What this task involves: I need the records below restated word for word, without their pictures.

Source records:
┌────────

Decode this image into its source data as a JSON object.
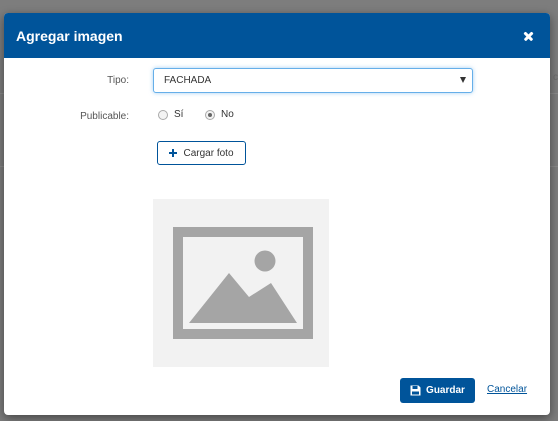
{
  "modal": {
    "title": "Agregar imagen",
    "close_label": "×"
  },
  "form": {
    "tipo_label": "Tipo:",
    "tipo_value": "FACHADA",
    "publicable_label": "Publicable:",
    "publicable_options": [
      {
        "label": "Sí",
        "checked": false
      },
      {
        "label": "No",
        "checked": true
      }
    ],
    "upload_button_label": "Cargar foto"
  },
  "footer": {
    "save_label": "Guardar",
    "cancel_label": "Cancelar"
  },
  "icons": {
    "close": "close-icon",
    "dropdown": "chevron-down-icon",
    "upload": "plus-icon",
    "image_placeholder": "image-icon",
    "save": "floppy-disk-icon"
  },
  "colors": {
    "header_bg": "#00549a",
    "primary": "#00549a",
    "overlay": "#7d7d7d",
    "placeholder_bg": "#f2f2f2",
    "placeholder_icon": "#a5a5a5"
  }
}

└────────

Answer box:
Decode this image into its source data as a JSON object.
{
  "modal": {
    "title": "Agregar imagen",
    "close_label": "×"
  },
  "form": {
    "tipo_label": "Tipo:",
    "tipo_value": "FACHADA",
    "publicable_label": "Publicable:",
    "publicable_options": [
      {
        "label": "Sí",
        "checked": false
      },
      {
        "label": "No",
        "checked": true
      }
    ],
    "upload_button_label": "Cargar foto"
  },
  "footer": {
    "save_label": "Guardar",
    "cancel_label": "Cancelar"
  },
  "icons": {
    "close": "close-icon",
    "dropdown": "chevron-down-icon",
    "upload": "plus-icon",
    "image_placeholder": "image-icon",
    "save": "floppy-disk-icon"
  },
  "colors": {
    "header_bg": "#00549a",
    "primary": "#00549a",
    "overlay": "#7d7d7d",
    "placeholder_bg": "#f2f2f2",
    "placeholder_icon": "#a5a5a5"
  }
}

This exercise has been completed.